It’s a quirk of history that Louis Blériot’s July 1909 crossing of the English Channel, a mere 22-mile hop, is much better known than a far more impressive flight that took place just over four years later, when another Frenchman, Roland Garros, crossed the Mediterranean Sea nonstop, flying from France to Tunisia in a Morane-Saulnier H monoplane. Garros’ flight took seven hours and 53 minutes—he supposedly had eight hours’ fuel aboard—and covered 470 miles. About 240 miles of the distance was admittedly flown over the islands of Corsica and Sardinia, but nobody had ever hazarded a flight across that much water behind so primitive an engine—an 80-hp, 9-cylinder Gnome rotary. Yet Garros later became far better known for installing deflectors on his propeller, which allowed a machine gun to be fired through it, and for having France’s most important tennis stadium named in his honor.
A group of largely young French volunteers, the Replic’Air Association, has amplified at least a bit of that neglected history. They built a near-replica of Garros’ Morane-Saulnier and, this past September 22, the 100th anniversary of his flight, sent the featherlight machine across the Med once more. (Their airplane is a Morane-Saulnier G, a two-seat version of the H. The group wants to be able to give rides to its members and supporters rather than letting the pilot have all the fun.) Yet even they weren’t sporty enough to do it behind a Gnome engine; they instead mounted a modern Australian Rotec 7-cylinder, 110-hp radial. Their replica also used modern materials where it made sense, and the project was created using the latest computer-aided techniques and tools, since the group has substantial support from France’s aerospace industry.

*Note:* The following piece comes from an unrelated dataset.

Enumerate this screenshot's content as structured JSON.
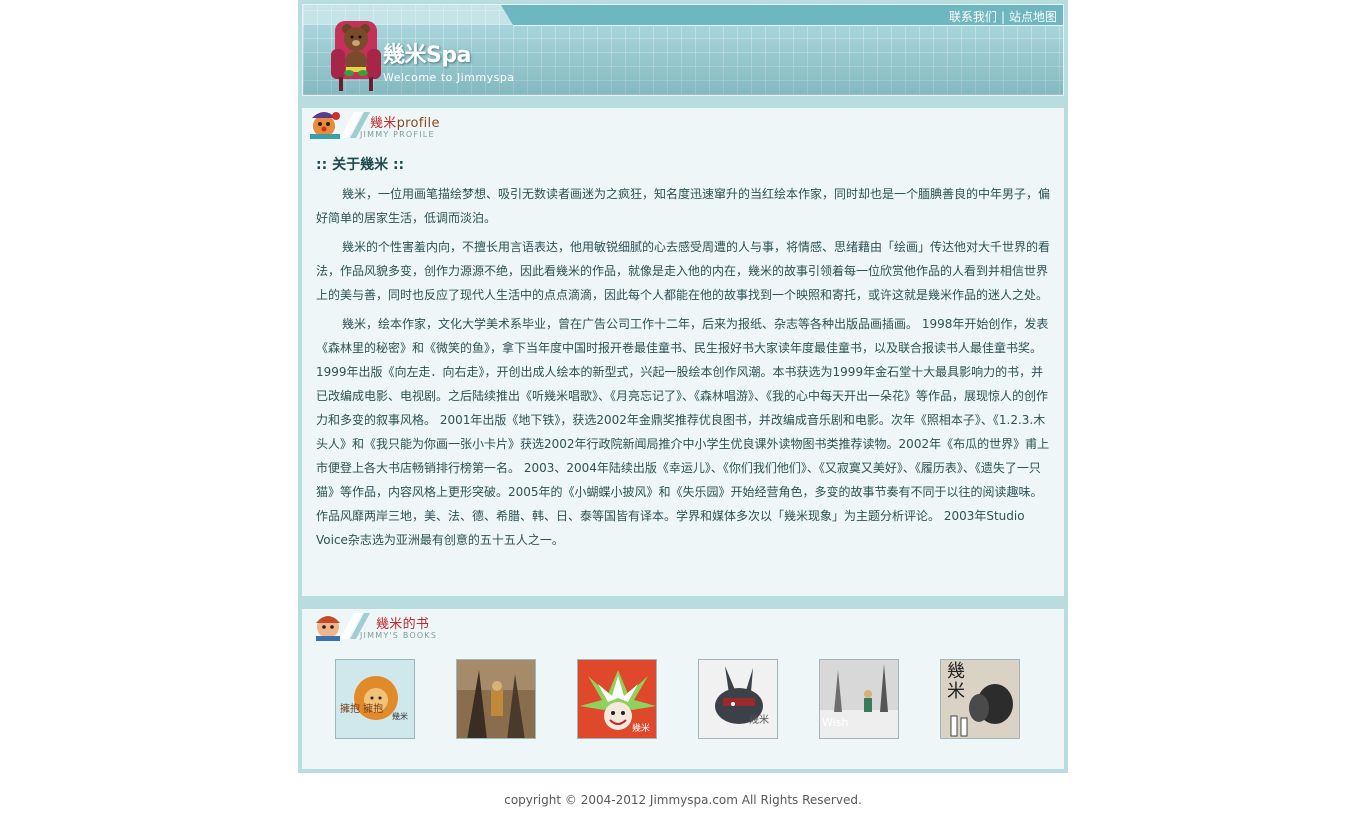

Nevertheless, the airframe was built exactly according to the original plans, which were used to create Catia 3D digitized documents so that now others can more easily build their own replicas. The fuselage and wings were made up of ash and spruce frames, with ribs tensioned by webs of piano wire and turnbuckles. The pilot relied on wing-warping for roll control, but then World War I Morane-Saulnier fighters little different from the Type H seemed to dogfight just fine with wing-warping. Indeed, Garros’ Morane-Saulnier L, with which he shot down three German aircraft during April 1915—marking the first combat use of a gun firing through the prop—can be considered the world’s first true fighter.